Over the last few weeks of training I have found myself repeating a mantra for improving video that I thought I would share over a couple of posts.
A lot of newspaper/web/videographer (or whatever we are calling it this week!) video out is picking the right thing to show but in execution suffers in three main areas:
The key thing to bear in mind with most video you produce is that it will need editing. What we don’t want to do is cut out the meaning of the content or breakup the structure and flow. But we do want control over the story telling within the time frame we get. We don’t want video to end up being overlong because the shot we had to use demanded it. Sequences are a key to putting us in control.

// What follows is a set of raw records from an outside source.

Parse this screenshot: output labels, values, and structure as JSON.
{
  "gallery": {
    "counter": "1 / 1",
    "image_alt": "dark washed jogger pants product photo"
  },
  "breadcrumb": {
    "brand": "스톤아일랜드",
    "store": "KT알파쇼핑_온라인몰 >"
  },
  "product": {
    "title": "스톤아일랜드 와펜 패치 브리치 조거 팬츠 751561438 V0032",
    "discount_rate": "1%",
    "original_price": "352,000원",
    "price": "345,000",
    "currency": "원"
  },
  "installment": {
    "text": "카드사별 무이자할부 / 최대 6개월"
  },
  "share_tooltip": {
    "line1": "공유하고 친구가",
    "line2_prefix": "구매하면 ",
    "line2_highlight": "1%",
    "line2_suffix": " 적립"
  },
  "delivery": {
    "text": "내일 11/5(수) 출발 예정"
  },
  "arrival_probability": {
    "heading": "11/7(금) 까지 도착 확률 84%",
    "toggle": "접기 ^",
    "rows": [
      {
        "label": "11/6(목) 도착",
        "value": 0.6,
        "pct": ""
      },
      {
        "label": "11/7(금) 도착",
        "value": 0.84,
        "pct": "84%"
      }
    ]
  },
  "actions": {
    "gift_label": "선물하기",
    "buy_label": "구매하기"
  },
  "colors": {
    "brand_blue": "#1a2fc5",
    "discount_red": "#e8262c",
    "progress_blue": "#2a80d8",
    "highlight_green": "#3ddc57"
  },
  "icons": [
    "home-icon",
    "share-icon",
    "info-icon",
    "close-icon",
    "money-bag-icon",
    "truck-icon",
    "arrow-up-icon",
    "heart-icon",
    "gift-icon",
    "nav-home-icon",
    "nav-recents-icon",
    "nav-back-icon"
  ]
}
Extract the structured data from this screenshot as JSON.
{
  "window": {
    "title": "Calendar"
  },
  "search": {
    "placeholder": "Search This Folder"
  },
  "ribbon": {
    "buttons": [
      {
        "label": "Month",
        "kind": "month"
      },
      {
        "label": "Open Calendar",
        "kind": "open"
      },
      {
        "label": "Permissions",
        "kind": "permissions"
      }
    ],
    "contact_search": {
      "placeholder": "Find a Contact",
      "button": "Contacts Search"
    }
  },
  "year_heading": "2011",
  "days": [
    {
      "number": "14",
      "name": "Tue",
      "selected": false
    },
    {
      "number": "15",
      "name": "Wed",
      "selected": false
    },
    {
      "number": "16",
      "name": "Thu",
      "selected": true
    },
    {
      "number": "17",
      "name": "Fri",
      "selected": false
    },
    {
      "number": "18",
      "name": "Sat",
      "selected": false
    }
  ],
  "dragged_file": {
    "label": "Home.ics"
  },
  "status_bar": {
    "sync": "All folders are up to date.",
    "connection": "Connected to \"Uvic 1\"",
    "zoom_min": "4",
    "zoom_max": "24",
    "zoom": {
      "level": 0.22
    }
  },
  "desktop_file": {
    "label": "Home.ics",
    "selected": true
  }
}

Sequences are a set of shots that cut together to recreate an action or event. This is different from what we call general views ( b-roll is another term) which are images cut together to give an impression of a scene. So for a sequence to work you need to think about how each shot will work together with another.
BBC man Vin Ray likens shooting a good sequence to playing snooker. You need to play a shot thinking about where the ball will end up for the next shot and the next. Shooting for editing is the same. You need to think about how one shot lead in to another.
Consider this establishing shot of people working at a craft fair. What details are your eyes drawn to? Those are the building blocks of the sequence.
The grabs below are stills from the rest of the footage I shot. Each shot was held for around 10 seconds.
You could take the shots above and use them in pretty much any order to build up a sequence to illustrate what was going on. If I was short of time in my edit I could use the first two shots and the last two and still have a workable sequence. The key thing is I’m in control.
The example above is pretty controllable as it’s all about action in the frame. But sequences come in to their own when the movement is in a bigger space. The key then is to make sure any action clears the frame before you change the shot. Watch the video below from SA website The Times.
At the point where the chief of police walks past the camera to deliver a wreath (about a minute) at a memorial the camera follows him, tracking him as he goes. As a result, a few seconds later the editor has tried to smooth over a jump cut with a dissolve.
If the camera person had let the guy clear the frame and then turned round to shoot the dissolve fudge wouldn’t have been necessary. We know he is going somewhere. The next shot would have shown us where.
The secret to good sequences, static or through the frame, is planning. Knowing what the story is, looking for the structures in action, makes it easy to reconstruct it in a way that drives the narrative but in a controllable way.
Take a look at the video on your site and identify the videos that use sequences. I’m guessing that those videos would also be the ones that you rate. But, speaking of driving the narrative…
…the next S to look at is Script.